Records shown:
════
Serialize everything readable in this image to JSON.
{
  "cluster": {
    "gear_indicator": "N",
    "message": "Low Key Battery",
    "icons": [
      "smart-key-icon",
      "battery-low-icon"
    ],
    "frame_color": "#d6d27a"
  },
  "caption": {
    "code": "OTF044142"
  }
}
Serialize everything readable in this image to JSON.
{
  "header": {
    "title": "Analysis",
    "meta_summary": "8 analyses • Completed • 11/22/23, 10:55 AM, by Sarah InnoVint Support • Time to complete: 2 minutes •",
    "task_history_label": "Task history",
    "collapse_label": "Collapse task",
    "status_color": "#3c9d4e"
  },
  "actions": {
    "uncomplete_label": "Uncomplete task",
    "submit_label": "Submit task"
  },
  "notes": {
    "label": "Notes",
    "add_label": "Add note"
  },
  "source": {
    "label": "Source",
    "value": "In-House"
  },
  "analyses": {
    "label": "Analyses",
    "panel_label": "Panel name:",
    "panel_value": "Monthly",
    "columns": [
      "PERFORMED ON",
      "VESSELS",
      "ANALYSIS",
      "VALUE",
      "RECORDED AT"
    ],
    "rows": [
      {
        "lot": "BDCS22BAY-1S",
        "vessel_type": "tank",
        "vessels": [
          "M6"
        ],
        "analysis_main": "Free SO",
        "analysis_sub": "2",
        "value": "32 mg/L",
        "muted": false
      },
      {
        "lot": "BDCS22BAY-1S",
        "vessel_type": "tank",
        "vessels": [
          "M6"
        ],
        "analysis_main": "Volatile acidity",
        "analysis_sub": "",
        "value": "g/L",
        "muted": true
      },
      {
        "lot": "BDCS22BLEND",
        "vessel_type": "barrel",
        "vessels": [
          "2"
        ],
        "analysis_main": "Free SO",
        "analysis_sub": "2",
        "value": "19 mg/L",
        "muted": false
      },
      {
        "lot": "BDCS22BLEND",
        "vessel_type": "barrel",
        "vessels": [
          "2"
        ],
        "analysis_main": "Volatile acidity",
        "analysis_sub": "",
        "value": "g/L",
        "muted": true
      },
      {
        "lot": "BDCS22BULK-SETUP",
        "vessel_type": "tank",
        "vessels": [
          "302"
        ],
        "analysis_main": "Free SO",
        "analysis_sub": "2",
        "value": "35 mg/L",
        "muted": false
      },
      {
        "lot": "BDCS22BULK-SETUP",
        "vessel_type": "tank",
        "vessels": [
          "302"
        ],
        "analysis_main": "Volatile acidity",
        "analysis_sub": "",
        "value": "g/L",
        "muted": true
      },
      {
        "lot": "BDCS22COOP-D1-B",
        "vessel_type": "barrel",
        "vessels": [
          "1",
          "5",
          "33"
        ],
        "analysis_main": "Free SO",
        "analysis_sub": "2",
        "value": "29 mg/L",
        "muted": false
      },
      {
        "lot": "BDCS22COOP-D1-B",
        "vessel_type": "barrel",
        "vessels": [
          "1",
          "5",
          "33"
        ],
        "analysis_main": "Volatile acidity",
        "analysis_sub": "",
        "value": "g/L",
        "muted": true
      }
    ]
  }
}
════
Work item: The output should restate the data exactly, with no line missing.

Final answer:
Serialize everything readable in this image to JSON.
{
  "cluster": {
    "gear_indicator": "N",
    "message": "Low Key Battery",
    "icons": [
      "smart-key-icon",
      "battery-low-icon"
    ],
    "frame_color": "#d6d27a"
  },
  "caption": {
    "code": "OTF044142"
  }
}
Serialize everything readable in this image to JSON.
{
  "header": {
    "title": "Analysis",
    "meta_summary": "8 analyses • Completed • 11/22/23, 10:55 AM, by Sarah InnoVint Support • Time to complete: 2 minutes •",
    "task_history_label": "Task history",
    "collapse_label": "Collapse task",
    "status_color": "#3c9d4e"
  },
  "actions": {
    "uncomplete_label": "Uncomplete task",
    "submit_label": "Submit task"
  },
  "notes": {
    "label": "Notes",
    "add_label": "Add note"
  },
  "source": {
    "label": "Source",
    "value": "In-House"
  },
  "analyses": {
    "label": "Analyses",
    "panel_label": "Panel name:",
    "panel_value": "Monthly",
    "columns": [
      "PERFORMED ON",
      "VESSELS",
      "ANALYSIS",
      "VALUE",
      "RECORDED AT"
    ],
    "rows": [
      {
        "lot": "BDCS22BAY-1S",
        "vessel_type": "tank",
        "vessels": [
          "M6"
        ],
        "analysis_main": "Free SO",
        "analysis_sub": "2",
        "value": "32 mg/L",
        "muted": false
      },
      {
        "lot": "BDCS22BAY-1S",
        "vessel_type": "tank",
        "vessels": [
          "M6"
        ],
        "analysis_main": "Volatile acidity",
        "analysis_sub": "",
        "value": "g/L",
        "muted": true
      },
      {
        "lot": "BDCS22BLEND",
        "vessel_type": "barrel",
        "vessels": [
          "2"
        ],
        "analysis_main": "Free SO",
        "analysis_sub": "2",
        "value": "19 mg/L",
        "muted": false
      },
      {
        "lot": "BDCS22BLEND",
        "vessel_type": "barrel",
        "vessels": [
          "2"
        ],
        "analysis_main": "Volatile acidity",
        "analysis_sub": "",
        "value": "g/L",
        "muted": true
      },
      {
        "lot": "BDCS22BULK-SETUP",
        "vessel_type": "tank",
        "vessels": [
          "302"
        ],
        "analysis_main": "Free SO",
        "analysis_sub": "2",
        "value": "35 mg/L",
        "muted": false
      },
      {
        "lot": "BDCS22BULK-SETUP",
        "vessel_type": "tank",
        "vessels": [
          "302"
        ],
        "analysis_main": "Volatile acidity",
        "analysis_sub": "",
        "value": "g/L",
        "muted": true
      },
      {
        "lot": "BDCS22COOP-D1-B",
        "vessel_type": "barrel",
        "vessels": [
          "1",
          "5",
          "33"
        ],
        "analysis_main": "Free SO",
        "analysis_sub": "2",
        "value": "29 mg/L",
        "muted": false
      },
      {
        "lot": "BDCS22COOP-D1-B",
        "vessel_type": "barrel",
        "vessels": [
          "1",
          "5",
          "33"
        ],
        "analysis_main": "Volatile acidity",
        "analysis_sub": "",
        "value": "g/L",
        "muted": true
      }
    ]
  }
}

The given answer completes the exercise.